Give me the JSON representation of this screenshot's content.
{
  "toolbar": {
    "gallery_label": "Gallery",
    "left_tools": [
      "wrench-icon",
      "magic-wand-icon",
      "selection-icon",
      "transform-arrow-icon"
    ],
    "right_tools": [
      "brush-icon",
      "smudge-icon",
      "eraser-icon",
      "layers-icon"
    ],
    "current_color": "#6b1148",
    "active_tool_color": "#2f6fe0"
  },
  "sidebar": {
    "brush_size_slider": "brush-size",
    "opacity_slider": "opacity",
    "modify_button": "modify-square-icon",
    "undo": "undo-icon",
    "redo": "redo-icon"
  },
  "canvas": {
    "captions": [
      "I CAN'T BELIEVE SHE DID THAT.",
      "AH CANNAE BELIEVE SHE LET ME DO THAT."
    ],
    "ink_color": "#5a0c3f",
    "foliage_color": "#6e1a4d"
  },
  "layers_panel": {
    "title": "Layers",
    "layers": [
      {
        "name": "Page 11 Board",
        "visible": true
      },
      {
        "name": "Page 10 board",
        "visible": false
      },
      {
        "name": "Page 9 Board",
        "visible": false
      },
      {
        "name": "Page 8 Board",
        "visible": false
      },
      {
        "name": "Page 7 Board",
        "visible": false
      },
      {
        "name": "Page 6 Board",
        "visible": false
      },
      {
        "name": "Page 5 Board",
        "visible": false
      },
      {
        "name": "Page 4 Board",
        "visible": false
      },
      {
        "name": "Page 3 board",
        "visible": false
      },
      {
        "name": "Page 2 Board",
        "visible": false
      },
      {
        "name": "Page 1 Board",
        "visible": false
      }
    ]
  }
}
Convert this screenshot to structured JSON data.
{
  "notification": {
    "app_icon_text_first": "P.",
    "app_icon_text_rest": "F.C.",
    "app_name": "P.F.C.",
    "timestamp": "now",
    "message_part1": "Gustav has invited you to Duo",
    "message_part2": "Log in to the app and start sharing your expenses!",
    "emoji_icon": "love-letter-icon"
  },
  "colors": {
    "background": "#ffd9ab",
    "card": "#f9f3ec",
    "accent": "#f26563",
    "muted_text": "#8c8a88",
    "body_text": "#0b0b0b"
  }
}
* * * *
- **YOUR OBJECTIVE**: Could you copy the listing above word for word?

- **WRITTEN REPLY**:
Give me the JSON representation of this screenshot's content.
{
  "toolbar": {
    "gallery_label": "Gallery",
    "left_tools": [
      "wrench-icon",
      "magic-wand-icon",
      "selection-icon",
      "transform-arrow-icon"
    ],
    "right_tools": [
      "brush-icon",
      "smudge-icon",
      "eraser-icon",
      "layers-icon"
    ],
    "current_color": "#6b1148",
    "active_tool_color": "#2f6fe0"
  },
  "sidebar": {
    "brush_size_slider": "brush-size",
    "opacity_slider": "opacity",
    "modify_button": "modify-square-icon",
    "undo": "undo-icon",
    "redo": "redo-icon"
  },
  "canvas": {
    "captions": [
      "I CAN'T BELIEVE SHE DID THAT.",
      "AH CANNAE BELIEVE SHE LET ME DO THAT."
    ],
    "ink_color": "#5a0c3f",
    "foliage_color": "#6e1a4d"
  },
  "layers_panel": {
    "title": "Layers",
    "layers": [
      {
        "name": "Page 11 Board",
        "visible": true
      },
      {
        "name": "Page 10 board",
        "visible": false
      },
      {
        "name": "Page 9 Board",
        "visible": false
      },
      {
        "name": "Page 8 Board",
        "visible": false
      },
      {
        "name": "Page 7 Board",
        "visible": false
      },
      {
        "name": "Page 6 Board",
        "visible": false
      },
      {
        "name": "Page 5 Board",
        "visible": false
      },
      {
        "name": "Page 4 Board",
        "visible": false
      },
      {
        "name": "Page 3 board",
        "visible": false
      },
      {
        "name": "Page 2 Board",
        "visible": false
      },
      {
        "name": "Page 1 Board",
        "visible": false
      }
    ]
  }
}
Convert this screenshot to structured JSON data.
{
  "notification": {
    "app_icon_text_first": "P.",
    "app_icon_text_rest": "F.C.",
    "app_name": "P.F.C.",
    "timestamp": "now",
    "message_part1": "Gustav has invited you to Duo",
    "message_part2": "Log in to the app and start sharing your expenses!",
    "emoji_icon": "love-letter-icon"
  },
  "colors": {
    "background": "#ffd9ab",
    "card": "#f9f3ec",
    "accent": "#f26563",
    "muted_text": "#8c8a88",
    "body_text": "#0b0b0b"
  }
}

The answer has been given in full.